There’s also a misinformation problem.
Prominent Israeli officials and figures, including a spokesperson for Prime Minister Benjamin Netanyahu, shared a 28-second video on Twitter and claimed it showed Palestinian militants shooting rockets at Israelis from a civilian area. But that video was actually from 2018, and the militants were likely in either Syria or Libya, not Gaza.
However, Arieh Kovler, an Israel-based political analyst who studies misinformation, told me he’s not sure Israeli leaders are purposely misleading their audiences. He said everyone’s too busy to check the veracity of the videos they’re sharing — there’s a war going on, after all. What’s more, people often share videos that, for them, represent a truth they believe.
Kovler mimicked that thought process: Maybe Hamas isn’t shooting rockets from within a crowded population center, but it’s seems like something they’d do, so I’ll share the video anyway.
Kovler also doesn’t think the misinformation problem is as bad as portrayed. He runs a 90,000-person Facebook group called “Secret Jerusalem” where residents and tourists can post details about the city. Kovler said he’s rarely had to remove misinformation on his page relating to the current conflict, noting he had to do so much more often when members posted anti-vaccination content during the pandemic.
Still, the fact that everyday Israelis can coordinate against Palestinians, share their own views, and spread misinformation is just one challenge facing Palestinians in the narrative fight online.
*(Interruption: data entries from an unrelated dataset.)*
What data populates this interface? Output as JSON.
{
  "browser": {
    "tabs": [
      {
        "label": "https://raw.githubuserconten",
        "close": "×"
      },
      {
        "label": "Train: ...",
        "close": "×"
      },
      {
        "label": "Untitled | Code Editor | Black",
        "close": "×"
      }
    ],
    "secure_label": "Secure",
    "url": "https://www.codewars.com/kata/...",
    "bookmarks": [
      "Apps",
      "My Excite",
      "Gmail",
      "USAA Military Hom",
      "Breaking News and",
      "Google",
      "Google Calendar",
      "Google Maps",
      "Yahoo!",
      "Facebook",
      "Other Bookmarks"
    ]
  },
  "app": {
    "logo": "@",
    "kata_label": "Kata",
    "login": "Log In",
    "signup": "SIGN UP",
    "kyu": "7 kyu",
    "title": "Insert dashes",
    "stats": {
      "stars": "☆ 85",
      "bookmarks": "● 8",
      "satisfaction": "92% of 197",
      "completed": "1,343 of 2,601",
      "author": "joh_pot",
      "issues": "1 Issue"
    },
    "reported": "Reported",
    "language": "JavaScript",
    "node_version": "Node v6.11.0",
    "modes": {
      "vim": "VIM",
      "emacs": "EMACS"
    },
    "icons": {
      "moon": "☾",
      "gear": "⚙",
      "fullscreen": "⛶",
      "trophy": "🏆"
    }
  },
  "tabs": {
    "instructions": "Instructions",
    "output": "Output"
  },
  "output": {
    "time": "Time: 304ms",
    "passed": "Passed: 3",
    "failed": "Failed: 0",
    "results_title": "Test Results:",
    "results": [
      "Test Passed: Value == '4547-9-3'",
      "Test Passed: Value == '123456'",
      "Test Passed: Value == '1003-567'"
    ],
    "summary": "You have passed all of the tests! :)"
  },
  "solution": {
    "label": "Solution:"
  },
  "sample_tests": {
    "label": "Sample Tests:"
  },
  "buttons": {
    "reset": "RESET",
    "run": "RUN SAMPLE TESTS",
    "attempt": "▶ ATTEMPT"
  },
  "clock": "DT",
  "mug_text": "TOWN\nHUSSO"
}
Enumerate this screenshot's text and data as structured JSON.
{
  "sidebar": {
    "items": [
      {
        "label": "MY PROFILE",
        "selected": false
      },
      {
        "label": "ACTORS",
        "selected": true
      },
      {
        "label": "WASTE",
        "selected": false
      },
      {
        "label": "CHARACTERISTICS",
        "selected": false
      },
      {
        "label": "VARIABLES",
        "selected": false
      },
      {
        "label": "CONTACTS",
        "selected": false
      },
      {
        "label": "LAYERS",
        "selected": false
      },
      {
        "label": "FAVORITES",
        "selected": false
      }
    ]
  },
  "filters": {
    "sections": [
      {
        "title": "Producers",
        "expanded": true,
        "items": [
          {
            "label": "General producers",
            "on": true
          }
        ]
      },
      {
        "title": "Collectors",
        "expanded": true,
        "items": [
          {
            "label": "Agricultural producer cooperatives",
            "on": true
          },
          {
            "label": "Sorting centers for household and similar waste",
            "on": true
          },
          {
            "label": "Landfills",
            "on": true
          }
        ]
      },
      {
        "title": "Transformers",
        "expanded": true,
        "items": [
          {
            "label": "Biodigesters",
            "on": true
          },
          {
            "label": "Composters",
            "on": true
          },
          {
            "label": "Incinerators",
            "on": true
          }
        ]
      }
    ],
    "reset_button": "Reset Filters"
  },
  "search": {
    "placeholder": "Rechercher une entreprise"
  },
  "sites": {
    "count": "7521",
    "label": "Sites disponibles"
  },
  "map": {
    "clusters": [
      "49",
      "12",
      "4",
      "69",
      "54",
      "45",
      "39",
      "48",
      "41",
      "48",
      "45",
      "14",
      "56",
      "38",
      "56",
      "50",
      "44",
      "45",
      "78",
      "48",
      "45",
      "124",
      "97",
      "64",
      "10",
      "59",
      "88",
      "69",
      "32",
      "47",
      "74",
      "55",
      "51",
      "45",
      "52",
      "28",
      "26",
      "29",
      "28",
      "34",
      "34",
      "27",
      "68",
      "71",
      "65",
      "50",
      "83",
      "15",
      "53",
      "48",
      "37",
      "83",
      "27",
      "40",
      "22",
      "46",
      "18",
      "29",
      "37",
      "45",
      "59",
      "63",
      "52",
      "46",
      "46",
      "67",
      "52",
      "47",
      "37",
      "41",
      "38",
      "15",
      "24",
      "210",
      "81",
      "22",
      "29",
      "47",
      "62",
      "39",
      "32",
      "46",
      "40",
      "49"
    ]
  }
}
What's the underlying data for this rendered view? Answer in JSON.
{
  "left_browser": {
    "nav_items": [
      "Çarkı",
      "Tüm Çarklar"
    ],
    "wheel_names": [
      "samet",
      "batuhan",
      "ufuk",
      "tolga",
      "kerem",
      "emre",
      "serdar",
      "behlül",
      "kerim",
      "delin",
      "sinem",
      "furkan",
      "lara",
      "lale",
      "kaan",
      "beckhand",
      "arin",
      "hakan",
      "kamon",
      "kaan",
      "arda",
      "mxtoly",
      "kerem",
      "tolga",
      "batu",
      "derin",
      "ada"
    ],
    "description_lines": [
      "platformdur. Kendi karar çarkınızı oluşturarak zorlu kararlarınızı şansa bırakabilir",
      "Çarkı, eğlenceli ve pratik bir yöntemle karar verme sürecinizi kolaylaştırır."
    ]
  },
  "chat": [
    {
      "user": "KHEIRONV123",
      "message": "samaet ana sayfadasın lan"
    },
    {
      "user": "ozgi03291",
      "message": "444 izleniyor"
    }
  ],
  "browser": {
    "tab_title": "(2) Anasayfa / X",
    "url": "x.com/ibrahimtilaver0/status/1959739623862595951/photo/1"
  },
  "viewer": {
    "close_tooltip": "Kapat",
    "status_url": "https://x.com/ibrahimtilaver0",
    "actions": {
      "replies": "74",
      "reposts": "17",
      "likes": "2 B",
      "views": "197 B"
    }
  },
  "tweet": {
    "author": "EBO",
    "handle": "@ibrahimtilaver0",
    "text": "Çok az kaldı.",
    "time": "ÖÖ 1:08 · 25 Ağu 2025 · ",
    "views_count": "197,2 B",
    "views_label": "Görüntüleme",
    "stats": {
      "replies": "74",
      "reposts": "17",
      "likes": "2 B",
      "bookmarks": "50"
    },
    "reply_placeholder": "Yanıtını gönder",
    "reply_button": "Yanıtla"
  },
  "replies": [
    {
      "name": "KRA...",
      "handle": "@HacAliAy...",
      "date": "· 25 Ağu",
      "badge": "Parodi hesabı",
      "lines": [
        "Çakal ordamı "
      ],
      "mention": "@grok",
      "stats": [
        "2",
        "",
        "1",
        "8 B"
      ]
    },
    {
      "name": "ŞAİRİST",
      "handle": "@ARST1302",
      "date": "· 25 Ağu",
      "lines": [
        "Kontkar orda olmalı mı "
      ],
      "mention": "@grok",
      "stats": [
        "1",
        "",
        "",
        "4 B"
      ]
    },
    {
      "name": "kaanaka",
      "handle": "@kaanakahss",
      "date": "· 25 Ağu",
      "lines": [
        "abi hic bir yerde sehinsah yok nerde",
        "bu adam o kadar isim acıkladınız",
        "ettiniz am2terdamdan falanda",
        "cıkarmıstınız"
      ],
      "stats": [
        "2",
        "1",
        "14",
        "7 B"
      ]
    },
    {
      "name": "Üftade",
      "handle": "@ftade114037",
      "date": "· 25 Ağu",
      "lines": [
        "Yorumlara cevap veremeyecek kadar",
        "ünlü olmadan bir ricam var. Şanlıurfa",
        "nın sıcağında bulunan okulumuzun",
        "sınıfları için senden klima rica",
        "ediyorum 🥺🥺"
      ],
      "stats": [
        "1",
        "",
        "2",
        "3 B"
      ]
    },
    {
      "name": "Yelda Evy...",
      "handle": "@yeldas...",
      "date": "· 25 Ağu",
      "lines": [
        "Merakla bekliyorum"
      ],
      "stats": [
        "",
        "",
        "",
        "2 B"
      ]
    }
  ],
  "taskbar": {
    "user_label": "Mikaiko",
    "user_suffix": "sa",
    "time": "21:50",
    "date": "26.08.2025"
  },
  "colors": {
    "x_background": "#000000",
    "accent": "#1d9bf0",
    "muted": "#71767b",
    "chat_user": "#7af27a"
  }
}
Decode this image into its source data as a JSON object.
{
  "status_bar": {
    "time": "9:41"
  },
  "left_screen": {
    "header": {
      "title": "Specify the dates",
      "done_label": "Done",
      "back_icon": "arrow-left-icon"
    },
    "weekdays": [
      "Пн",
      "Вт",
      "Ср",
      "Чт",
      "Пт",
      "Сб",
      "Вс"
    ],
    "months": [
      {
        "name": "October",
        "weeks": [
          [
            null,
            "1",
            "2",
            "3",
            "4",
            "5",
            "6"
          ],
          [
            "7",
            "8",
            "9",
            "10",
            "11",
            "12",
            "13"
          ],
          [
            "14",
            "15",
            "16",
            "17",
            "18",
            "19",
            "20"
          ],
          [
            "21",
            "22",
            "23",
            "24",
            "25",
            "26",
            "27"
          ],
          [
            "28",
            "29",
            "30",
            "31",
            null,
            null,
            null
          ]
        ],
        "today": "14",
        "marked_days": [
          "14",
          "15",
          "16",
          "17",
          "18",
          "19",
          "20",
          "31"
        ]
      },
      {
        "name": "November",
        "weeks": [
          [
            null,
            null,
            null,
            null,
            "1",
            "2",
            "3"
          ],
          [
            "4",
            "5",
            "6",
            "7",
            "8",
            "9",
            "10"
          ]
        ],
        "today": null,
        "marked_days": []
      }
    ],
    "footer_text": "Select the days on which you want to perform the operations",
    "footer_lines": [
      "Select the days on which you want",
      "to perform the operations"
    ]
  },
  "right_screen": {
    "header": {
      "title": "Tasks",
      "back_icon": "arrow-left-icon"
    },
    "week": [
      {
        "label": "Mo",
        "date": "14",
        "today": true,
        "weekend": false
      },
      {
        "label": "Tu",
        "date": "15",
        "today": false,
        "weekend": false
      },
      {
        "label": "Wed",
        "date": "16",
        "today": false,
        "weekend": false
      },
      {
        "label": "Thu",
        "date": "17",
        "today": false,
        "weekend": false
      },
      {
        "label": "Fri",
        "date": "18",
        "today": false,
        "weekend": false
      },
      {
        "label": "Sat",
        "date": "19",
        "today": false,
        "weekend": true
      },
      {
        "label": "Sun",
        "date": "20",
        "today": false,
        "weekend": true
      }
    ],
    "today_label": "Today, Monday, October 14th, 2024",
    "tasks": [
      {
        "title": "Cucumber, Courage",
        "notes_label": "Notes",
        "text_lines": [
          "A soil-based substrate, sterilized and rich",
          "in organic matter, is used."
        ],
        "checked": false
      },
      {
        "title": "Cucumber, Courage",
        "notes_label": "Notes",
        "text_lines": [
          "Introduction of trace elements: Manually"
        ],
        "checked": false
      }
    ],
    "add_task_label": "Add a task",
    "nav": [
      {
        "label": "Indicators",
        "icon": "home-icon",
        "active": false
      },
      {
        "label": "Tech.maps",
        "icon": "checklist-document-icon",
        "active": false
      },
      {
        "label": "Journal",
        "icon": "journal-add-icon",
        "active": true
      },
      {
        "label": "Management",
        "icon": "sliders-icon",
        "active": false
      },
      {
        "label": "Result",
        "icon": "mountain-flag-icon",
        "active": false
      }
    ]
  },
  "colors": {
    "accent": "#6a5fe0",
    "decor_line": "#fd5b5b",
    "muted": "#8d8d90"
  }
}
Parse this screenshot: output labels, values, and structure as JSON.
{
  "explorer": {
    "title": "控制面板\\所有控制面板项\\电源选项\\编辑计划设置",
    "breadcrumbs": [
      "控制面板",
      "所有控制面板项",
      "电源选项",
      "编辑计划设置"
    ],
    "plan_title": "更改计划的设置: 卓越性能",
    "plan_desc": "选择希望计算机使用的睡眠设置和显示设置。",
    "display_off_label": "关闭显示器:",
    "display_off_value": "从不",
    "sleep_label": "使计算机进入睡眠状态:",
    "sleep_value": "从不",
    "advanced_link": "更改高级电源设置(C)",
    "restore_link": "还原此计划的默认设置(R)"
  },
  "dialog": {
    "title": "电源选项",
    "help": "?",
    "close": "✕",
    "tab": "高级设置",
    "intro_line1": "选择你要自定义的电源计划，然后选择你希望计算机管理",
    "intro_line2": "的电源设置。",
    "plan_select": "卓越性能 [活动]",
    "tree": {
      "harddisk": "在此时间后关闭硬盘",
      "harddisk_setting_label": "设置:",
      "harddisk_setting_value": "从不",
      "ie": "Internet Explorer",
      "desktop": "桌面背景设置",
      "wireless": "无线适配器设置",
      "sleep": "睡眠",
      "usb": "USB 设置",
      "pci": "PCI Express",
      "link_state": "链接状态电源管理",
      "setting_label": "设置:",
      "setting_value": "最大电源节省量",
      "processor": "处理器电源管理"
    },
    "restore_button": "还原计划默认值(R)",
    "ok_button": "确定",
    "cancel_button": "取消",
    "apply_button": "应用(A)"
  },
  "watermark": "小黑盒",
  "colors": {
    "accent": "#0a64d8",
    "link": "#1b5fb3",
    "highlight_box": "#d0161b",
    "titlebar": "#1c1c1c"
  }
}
And some of the posts from nongovernmental pro-Israel accounts can be quite compelling. One particularly striking TikTok purports to show an Israeli soldier protecting a Palestinian woman from rocks thrown by other Palestinians in the West Bank city of Hebron.
Still, most experts see Israel as likely to continue losing the narrative war. “This more complex information environment will work to Israel’s detriment,” said Brooking, the Atlantic Council fellow.
Of course, the narrative victory means very little if it doesn’t stop Israeli bombs from falling.
Aja Romano and Rebecca Jennings contributed to this report.